- [Records]:
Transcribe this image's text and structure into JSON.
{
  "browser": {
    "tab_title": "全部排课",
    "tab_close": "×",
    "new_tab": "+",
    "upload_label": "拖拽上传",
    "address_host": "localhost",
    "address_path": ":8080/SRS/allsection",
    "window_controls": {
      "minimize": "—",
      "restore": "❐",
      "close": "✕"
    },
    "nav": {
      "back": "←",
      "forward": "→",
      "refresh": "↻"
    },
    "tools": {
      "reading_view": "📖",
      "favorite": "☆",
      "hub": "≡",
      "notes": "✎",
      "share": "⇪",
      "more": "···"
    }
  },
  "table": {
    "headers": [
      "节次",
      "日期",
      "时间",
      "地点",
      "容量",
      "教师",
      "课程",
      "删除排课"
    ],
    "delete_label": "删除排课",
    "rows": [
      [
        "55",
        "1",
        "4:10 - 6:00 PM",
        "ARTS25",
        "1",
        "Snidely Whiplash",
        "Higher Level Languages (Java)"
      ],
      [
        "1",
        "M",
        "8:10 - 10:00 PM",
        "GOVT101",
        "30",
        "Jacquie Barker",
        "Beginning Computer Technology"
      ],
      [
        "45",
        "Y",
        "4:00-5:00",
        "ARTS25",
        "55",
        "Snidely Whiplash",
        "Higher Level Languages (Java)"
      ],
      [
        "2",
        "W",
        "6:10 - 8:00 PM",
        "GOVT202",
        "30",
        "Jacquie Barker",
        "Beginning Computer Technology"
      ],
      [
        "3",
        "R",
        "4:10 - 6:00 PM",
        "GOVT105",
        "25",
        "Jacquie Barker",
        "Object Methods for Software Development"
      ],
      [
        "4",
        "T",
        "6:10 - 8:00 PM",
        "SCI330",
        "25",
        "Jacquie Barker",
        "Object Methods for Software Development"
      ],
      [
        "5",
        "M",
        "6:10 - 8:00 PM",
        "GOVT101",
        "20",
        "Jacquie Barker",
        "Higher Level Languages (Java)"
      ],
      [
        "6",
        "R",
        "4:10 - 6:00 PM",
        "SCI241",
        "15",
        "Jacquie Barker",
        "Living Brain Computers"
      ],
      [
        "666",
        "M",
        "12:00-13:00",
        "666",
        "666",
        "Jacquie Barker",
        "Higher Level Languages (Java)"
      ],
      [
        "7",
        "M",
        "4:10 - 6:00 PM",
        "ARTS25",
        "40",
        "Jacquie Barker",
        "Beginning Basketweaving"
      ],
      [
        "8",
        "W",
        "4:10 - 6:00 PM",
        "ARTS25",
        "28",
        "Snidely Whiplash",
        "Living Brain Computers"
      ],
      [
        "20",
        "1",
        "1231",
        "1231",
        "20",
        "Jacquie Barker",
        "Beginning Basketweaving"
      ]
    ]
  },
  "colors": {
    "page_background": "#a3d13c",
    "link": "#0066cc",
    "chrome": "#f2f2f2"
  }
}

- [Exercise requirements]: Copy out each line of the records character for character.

- [Task result]:
Transcribe this image's text and structure into JSON.
{
  "browser": {
    "tab_title": "全部排课",
    "tab_close": "×",
    "new_tab": "+",
    "upload_label": "拖拽上传",
    "address_host": "localhost",
    "address_path": ":8080/SRS/allsection",
    "window_controls": {
      "minimize": "—",
      "restore": "❐",
      "close": "✕"
    },
    "nav": {
      "back": "←",
      "forward": "→",
      "refresh": "↻"
    },
    "tools": {
      "reading_view": "📖",
      "favorite": "☆",
      "hub": "≡",
      "notes": "✎",
      "share": "⇪",
      "more": "···"
    }
  },
  "table": {
    "headers": [
      "节次",
      "日期",
      "时间",
      "地点",
      "容量",
      "教师",
      "课程",
      "删除排课"
    ],
    "delete_label": "删除排课",
    "rows": [
      [
        "55",
        "1",
        "4:10 - 6:00 PM",
        "ARTS25",
        "1",
        "Snidely Whiplash",
        "Higher Level Languages (Java)"
      ],
      [
        "1",
        "M",
        "8:10 - 10:00 PM",
        "GOVT101",
        "30",
        "Jacquie Barker",
        "Beginning Computer Technology"
      ],
      [
        "45",
        "Y",
        "4:00-5:00",
        "ARTS25",
        "55",
        "Snidely Whiplash",
        "Higher Level Languages (Java)"
      ],
      [
        "2",
        "W",
        "6:10 - 8:00 PM",
        "GOVT202",
        "30",
        "Jacquie Barker",
        "Beginning Computer Technology"
      ],
      [
        "3",
        "R",
        "4:10 - 6:00 PM",
        "GOVT105",
        "25",
        "Jacquie Barker",
        "Object Methods for Software Development"
      ],
      [
        "4",
        "T",
        "6:10 - 8:00 PM",
        "SCI330",
        "25",
        "Jacquie Barker",
        "Object Methods for Software Development"
      ],
      [
        "5",
        "M",
        "6:10 - 8:00 PM",
        "GOVT101",
        "20",
        "Jacquie Barker",
        "Higher Level Languages (Java)"
      ],
      [
        "6",
        "R",
        "4:10 - 6:00 PM",
        "SCI241",
        "15",
        "Jacquie Barker",
        "Living Brain Computers"
      ],
      [
        "666",
        "M",
        "12:00-13:00",
        "666",
        "666",
        "Jacquie Barker",
        "Higher Level Languages (Java)"
      ],
      [
        "7",
        "M",
        "4:10 - 6:00 PM",
        "ARTS25",
        "40",
        "Jacquie Barker",
        "Beginning Basketweaving"
      ],
      [
        "8",
        "W",
        "4:10 - 6:00 PM",
        "ARTS25",
        "28",
        "Snidely Whiplash",
        "Living Brain Computers"
      ],
      [
        "20",
        "1",
        "1231",
        "1231",
        "20",
        "Jacquie Barker",
        "Beginning Basketweaving"
      ]
    ]
  },
  "colors": {
    "page_background": "#a3d13c",
    "link": "#0066cc",
    "chrome": "#f2f2f2"
  }
}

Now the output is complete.